Everyone knows the story of the Apostle Thomas being late to the resurrection, so to speak. I always felt embarrassed on his behalf and rather sorry for him. I mean, bless his heart.
Poor Thomas carried on with the tradition by being late for the Dormition and burial of Mary, the Theotokos. Every other apostle was there at her deathbed (not just the 12, but the 70) except for Thomas. They carried her body to the tomb and laid it there. Three days later Thomas arrives, heartbroken at having missed his chance to see her one last time. At his entreaties they agree to open the tomb so he can at least venerate her holy relics. However, upon opening her tomb, the grave clothes were there, but her body was not. She had been translated, soul and body, into heaven. Her body did not see corruption in the grave.
The issue of Thomas being late is curious, because all of the rest of the apostles were there, not because of their superior devotion, lack of procrastination, or proximity, but because they were all transported by angels to the bedside of the Theotokos. Why was Thomas left out? If Thomas had not been “late” and the tomb had not been opened just for him, no one would have known of her bodily translation into heaven. Thomas was “late” by God’s providence.

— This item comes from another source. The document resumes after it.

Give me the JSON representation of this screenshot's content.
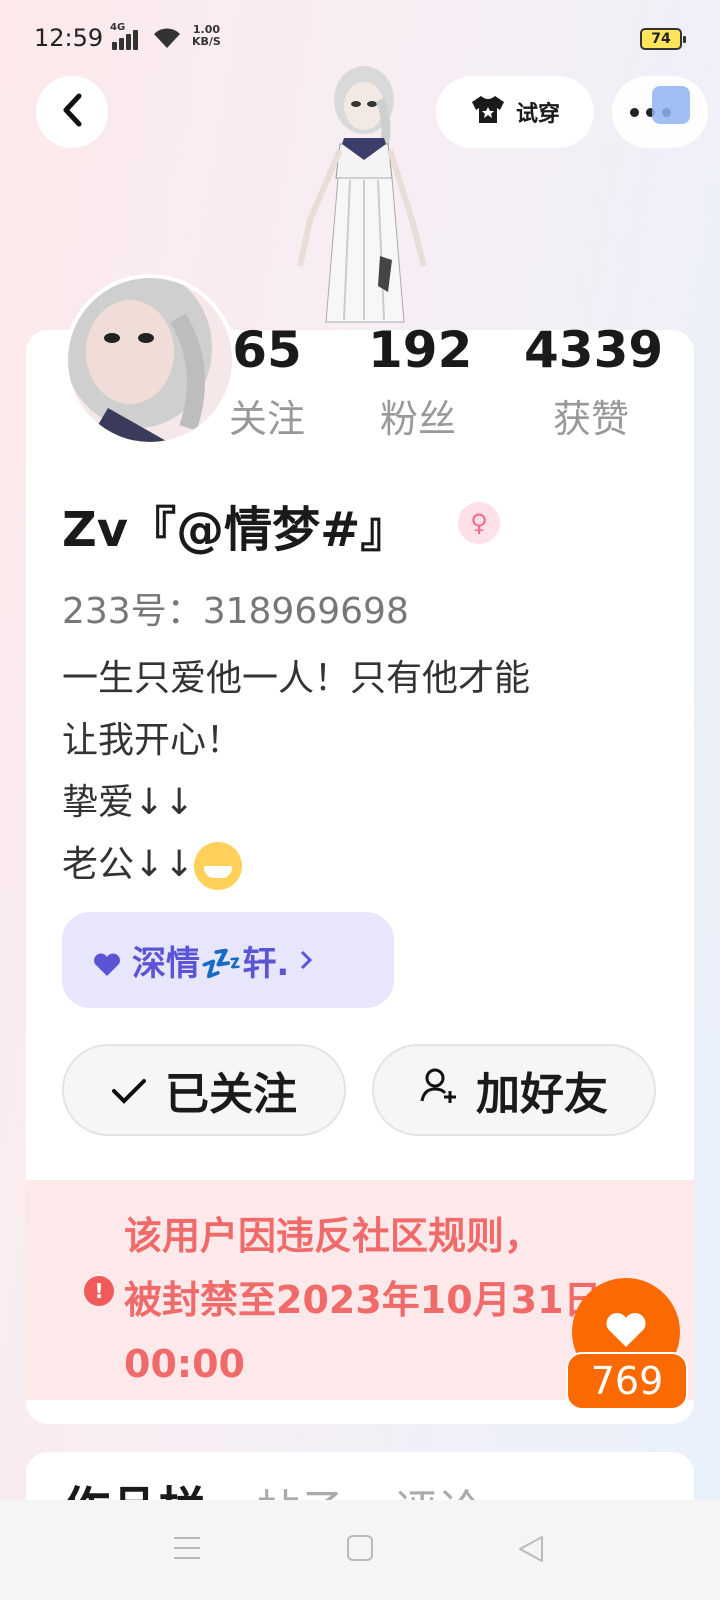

Many things that happen to us seem like disasters. When we, acting in good faith, have things go all wrong, it can seem like a slap in the face. Not always, but sometimes, long after the fact, we discover that the very thing we thought was a disaster was actually a saving grace. Thomas may have kicked himself at the time, but it turned out his tardiness was the means by which we know that Christ took His most pure mother to paradise. We celebrate her Holy Dormition today. Joyous feastday!

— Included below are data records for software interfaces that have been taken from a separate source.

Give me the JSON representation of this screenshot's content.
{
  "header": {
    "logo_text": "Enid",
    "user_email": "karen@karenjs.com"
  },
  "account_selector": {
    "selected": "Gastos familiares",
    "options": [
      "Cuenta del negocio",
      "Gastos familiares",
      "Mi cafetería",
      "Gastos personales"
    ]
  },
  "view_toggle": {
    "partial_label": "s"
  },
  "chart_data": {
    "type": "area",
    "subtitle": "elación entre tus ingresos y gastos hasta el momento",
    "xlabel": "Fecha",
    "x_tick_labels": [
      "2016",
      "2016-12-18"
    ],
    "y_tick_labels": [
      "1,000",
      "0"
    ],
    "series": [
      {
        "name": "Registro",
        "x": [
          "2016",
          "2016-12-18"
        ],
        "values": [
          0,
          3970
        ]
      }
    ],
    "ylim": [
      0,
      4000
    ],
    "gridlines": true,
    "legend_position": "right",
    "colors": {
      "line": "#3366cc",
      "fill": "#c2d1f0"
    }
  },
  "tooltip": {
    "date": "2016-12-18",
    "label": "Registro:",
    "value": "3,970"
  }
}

I had a similar (much less exalted) experience after our baby Andrew died over five years ago. He had died at 13 weeks gestation and was born less than two weeks before Christmas. We buried him a few days later and laid beautiful white japonica camellias on his grave and his brother Innocent’s.
My parents were to visit a few days later and were staying at a house very close to the cemetery in the country where they were buried. I asked my father to stop by and take some pictures for me since he is a good photographer and I felt I hadn’t done a good job, given that I was so distraught. Belatedly I thought of the camellias, which would have been brown mush by that time after sitting in the open for three days in freezing temperatures. (These particular blossoms don’t even last more than a day in water before beginning to disintegrate.) I didn’t want to see photographs of the graves with piles of dead flowers on them. It seemed to mirror the earthly corruption of their bodies (which I didn’t deny, but didn’t want to think about either). I hoped my mother, with her penchant for tidiness and respect for graves, would sweep them off before my father took any pictures.
They arrived at the house that morning and my father showed me the photographs. I gasped, because there were no dead flowers on the graves. Instead there were beautiful, pure white flowers, looking just-picked. My parents hadn’t realized there was anything odd about the flowers but I knew immediately that it was a miracle. A miracle just for me, for my solace. Yes, my babies had died, but they were alive in Christ, and here was a visual assurance of that. Had my parents not been “late” to the funeral I would not have been able to witness this blessing from God.
I bet each of you can look back and see many examples of God’s providence in your life. Take heart even when things seem to be going all wrong, and continue to trust in God. His mercy endureth forever, Alleluia!